What’s not to like? Thin, light, fast, powerful. Apple’s notebook designs set the standard for which others can only follow. If that’s the case, and many believe it to be true, then why does this company think they have the world’s thinnest and lightest business-class notebooks?
Apple v. HP
Back in the days of presidential candidate Carly Fiorina’s rule over HP, the ad slogan was a simple, HP – Invent (implying that HP was a company about inventions). Of course, Florina was the one who brought Apple’s hot-selling iPod to HP, and, well, so much for HP Invent, right?
Fiorina’s mashup of chutzpah and hubris remains at HP, though– the company advertises it’s HP Elitebook Folio 1020 series as the “World’s thinnest and lightest business-class notebooks.”
Them’s fightin’ words, folks.
We’re comparing Apples to oranges here, but HP claims the Elitebook gets up to 9 hours of battery life vs. the new Apple MacBook at, well, 9 hours. The HP weighs in at 2.2-pounds vs. the MacBook at 2.03-pounds. At the thin end, the HP is a mere 15.7-millimeters, while the MacBook is thinner at 3.5 millimeters.
Hmmm. Something doesn’t seem right, does it? If the new MacBook is thinner and lighter and gets about the same battery life as the HP Elitebook, and both sport Retina-like displays, then the edge must be in the definition of ‘business-class.’
Yeah, that’s it. The HP must have a much faster CPU and larger storage. Uh, nope. HP’s Elitebook uses a similar Intel Core-M CPU, similar graphics capability, similar RAM, and similar storage options.
Wait. I know. The HP runs Windows 8.1 Pro, Windows 7, Ubuntu, and FreeDOS. Hmmm. That’s odd, because any Mac can do the same thing and run OS X.
Wait. I’ve got it now. Ports. Holes. The MacBook comes with a single solitary USB-C port and a headphone jack, while the HP Elitebook bristles with all kinds of oddly shaped holes; speaker jack, mic ports, a security lock slot, HDMI connector, USB connectors, power connector, even a MicroSD card slot.
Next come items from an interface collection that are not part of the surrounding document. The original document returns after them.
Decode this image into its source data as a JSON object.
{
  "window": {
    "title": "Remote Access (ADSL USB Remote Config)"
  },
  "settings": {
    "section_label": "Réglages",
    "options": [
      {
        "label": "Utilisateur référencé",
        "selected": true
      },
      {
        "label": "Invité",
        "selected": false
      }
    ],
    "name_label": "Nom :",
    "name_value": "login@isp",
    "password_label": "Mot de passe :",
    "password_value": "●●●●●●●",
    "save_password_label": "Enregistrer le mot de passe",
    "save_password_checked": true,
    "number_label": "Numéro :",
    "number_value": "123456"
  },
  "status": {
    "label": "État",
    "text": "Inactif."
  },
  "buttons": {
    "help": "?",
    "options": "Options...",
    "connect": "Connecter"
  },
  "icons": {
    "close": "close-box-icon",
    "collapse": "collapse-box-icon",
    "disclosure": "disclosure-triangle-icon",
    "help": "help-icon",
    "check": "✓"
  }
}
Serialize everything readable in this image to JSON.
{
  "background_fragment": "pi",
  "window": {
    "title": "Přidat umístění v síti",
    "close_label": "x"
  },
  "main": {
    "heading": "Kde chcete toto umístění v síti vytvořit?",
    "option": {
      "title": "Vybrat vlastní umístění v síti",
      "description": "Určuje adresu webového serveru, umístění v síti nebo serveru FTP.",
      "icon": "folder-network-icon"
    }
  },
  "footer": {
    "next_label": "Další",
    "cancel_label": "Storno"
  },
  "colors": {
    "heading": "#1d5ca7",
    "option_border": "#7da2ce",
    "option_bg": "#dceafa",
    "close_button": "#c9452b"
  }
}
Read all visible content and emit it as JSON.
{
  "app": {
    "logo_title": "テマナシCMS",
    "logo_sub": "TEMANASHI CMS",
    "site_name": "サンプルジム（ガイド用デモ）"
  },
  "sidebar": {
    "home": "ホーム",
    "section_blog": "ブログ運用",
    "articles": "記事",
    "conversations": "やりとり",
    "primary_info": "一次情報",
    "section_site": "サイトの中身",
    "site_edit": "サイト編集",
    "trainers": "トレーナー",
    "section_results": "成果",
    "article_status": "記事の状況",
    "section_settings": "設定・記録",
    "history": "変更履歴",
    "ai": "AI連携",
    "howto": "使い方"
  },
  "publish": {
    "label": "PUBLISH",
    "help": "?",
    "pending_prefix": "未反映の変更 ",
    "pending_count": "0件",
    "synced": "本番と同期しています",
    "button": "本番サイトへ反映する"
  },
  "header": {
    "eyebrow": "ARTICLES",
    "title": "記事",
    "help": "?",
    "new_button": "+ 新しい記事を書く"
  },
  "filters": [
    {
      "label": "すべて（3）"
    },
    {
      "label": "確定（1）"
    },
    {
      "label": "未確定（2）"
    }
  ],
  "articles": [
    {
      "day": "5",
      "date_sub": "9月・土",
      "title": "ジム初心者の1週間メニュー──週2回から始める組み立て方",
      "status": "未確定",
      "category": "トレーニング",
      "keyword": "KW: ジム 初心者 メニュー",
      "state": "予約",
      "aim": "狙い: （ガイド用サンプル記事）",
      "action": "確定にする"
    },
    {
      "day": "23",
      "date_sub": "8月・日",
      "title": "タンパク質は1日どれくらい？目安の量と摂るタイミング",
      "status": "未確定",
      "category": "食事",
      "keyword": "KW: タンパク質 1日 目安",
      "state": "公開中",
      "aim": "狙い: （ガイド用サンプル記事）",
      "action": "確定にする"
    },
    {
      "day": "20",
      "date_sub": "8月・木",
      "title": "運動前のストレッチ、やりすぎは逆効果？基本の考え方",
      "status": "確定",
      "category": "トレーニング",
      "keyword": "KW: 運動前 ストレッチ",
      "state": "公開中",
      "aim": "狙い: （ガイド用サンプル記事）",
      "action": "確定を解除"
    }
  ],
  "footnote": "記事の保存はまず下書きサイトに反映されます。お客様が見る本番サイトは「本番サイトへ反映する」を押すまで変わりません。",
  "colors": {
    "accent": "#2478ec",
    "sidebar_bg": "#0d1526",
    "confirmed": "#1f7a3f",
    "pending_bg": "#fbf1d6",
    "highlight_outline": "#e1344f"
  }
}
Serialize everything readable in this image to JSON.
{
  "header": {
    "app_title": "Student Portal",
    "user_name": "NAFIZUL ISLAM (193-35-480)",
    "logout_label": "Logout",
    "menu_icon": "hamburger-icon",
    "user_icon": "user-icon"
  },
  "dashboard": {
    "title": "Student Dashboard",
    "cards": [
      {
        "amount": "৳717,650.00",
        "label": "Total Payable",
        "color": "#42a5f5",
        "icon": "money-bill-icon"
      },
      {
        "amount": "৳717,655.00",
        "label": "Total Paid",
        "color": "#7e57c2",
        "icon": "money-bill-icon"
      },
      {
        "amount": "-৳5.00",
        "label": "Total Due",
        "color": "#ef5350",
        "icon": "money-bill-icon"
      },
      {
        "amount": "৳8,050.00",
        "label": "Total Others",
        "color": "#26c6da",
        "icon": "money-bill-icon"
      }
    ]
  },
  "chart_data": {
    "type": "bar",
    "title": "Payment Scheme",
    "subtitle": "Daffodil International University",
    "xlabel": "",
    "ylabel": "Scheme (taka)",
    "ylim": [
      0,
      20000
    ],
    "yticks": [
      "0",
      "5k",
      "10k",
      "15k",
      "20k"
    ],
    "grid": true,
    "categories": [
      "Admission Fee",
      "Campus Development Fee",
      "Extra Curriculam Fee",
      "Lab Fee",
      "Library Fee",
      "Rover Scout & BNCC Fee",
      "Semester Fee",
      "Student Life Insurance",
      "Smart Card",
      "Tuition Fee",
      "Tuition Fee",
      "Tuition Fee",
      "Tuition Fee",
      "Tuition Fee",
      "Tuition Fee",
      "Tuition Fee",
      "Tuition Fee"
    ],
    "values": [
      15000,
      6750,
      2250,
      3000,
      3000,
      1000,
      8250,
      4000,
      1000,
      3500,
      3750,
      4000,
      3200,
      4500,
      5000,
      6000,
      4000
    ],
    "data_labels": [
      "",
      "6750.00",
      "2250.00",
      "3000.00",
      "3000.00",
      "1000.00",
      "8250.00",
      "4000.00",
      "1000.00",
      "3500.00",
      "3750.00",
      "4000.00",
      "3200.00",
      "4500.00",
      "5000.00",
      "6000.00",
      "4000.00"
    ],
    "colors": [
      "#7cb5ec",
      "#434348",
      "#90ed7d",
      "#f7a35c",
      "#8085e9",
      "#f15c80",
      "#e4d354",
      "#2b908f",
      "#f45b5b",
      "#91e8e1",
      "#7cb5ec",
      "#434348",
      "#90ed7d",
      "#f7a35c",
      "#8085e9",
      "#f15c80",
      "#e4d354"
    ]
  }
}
That’s it. It’s all about holes. Business-class notebooks are defined by the number of holes. Why else would HP declare the Elitebook line to be the “world’s thinnest and lightest business-class notebook” if it’s not the thinnest and lightest notebook? Because business class is defined by the number of holes, and that’s where Apple’s new MacBook fails on every count. Click Here for a look at a few more of HP’s attempts to be more like Apple.